Stan Wawrinka appears to be going into the French Open with no coach following his split with Magnus Norman.
The 35-year-old from Switzerland announced that he has stopped working with Norman, who joined his team in 2013 and helped him win three Grand Slam events. The pair also stopped temporarily in 2017, reuniting in 2018 following Wawrinka's double knee surgery.
A statement from Wawrinka on social media said, "We have had a amazingly strong, enjoyable and hugely successful partnership. We reached the height of this sport together and I want to thank him for helping me win everything that I could ever dreamt of winning."

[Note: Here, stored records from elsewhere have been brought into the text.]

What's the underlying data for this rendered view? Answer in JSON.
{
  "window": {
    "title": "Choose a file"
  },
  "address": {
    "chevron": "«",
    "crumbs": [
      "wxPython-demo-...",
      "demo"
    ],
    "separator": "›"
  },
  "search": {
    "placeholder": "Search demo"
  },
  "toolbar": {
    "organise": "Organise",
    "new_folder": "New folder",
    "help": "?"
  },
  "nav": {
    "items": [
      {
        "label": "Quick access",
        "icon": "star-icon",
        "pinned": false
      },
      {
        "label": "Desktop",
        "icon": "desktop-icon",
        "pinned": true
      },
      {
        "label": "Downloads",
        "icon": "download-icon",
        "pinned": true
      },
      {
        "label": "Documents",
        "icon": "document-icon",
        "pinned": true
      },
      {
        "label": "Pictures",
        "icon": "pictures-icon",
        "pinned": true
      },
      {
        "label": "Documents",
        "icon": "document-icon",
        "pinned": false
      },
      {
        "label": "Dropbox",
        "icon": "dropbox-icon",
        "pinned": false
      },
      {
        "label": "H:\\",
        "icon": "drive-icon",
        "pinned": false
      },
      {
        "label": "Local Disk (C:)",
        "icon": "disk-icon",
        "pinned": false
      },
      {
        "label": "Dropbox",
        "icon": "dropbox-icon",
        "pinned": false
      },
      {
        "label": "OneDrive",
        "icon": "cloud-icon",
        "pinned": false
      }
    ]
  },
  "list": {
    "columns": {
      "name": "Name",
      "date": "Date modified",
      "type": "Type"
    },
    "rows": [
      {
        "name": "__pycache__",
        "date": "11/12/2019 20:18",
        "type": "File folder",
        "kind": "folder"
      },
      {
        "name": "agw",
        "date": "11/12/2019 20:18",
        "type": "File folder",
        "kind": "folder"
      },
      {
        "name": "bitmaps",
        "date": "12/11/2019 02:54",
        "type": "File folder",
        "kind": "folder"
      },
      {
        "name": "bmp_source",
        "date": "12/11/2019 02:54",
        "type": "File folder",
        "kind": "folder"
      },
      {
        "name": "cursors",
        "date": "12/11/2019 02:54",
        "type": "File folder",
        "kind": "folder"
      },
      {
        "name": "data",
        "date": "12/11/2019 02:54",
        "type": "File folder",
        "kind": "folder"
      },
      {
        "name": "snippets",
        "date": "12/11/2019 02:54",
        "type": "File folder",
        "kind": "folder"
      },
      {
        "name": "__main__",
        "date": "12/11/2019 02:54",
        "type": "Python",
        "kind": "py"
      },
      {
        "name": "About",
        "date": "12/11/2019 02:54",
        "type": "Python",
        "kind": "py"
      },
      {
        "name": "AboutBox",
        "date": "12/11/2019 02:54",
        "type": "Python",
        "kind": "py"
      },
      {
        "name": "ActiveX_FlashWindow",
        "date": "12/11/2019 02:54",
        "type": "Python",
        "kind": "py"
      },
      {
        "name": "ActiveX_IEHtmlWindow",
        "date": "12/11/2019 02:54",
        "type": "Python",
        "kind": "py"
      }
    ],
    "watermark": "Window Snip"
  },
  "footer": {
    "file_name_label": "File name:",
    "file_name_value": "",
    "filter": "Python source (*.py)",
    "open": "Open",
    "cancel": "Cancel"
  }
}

Thank you ! After 8 great years together @swedennorman and I have decided to part ways by mutual consent. We have had a amazingly strong, enjoyable and hugely successful partnership. We reached the height of this sport together and I want to thank him for helping me win everything that I could ever dreamt of winning. He’s been a great coach, friend and mentor and will always be a dear friend. I want to publicly thank him for all his hard work dedication and commitment in making me a better player over the years. Winning 3 grand slams has been a life changing experience for me and I could not have done that without him. Wishing him all the best in his next chapter in his life ! ❤️????????
There was no announcement of a new coach. The No. 17 has chosen a slower return to tour, staying in Europe and playing two clay Challengers instead of the US Open. Wawrinka won in Prague and withdrew partway through his next event, then most recently fell in the first round of Rome to Italian teen Lorenzo Musetti, who reached the third round.
Johanna Konta will also not have a coach at the French Open, saying she has split with Thomas Hogstedt following a three-week trial on hard courts.
"It wasn’t something that worked for me really or for either of us," Konta told British press during Rome, where she reached the third round. "We didn’t feel that it was gonna be a good fit."
The 29-year-old had also split with her previous coach, Dimitri Zavialoff, during the tour hiatus, but said that was not her decision.
"I don’t think I change coaches often," the three-time Grand Slam semifinalist said. "I met with Thomas for three weeks. I didn’t hire him as a coach."
Meanwhile, Alexander Zverev's partnership with David Ferrer has officially begun, with the retired Grand Slam finalist accompanying the German next week at the French Open.
The pair also trained before the hard-court events, which was followed by Zverev reaching the final of the US Open.
Zverev is No. 7 in the rankings.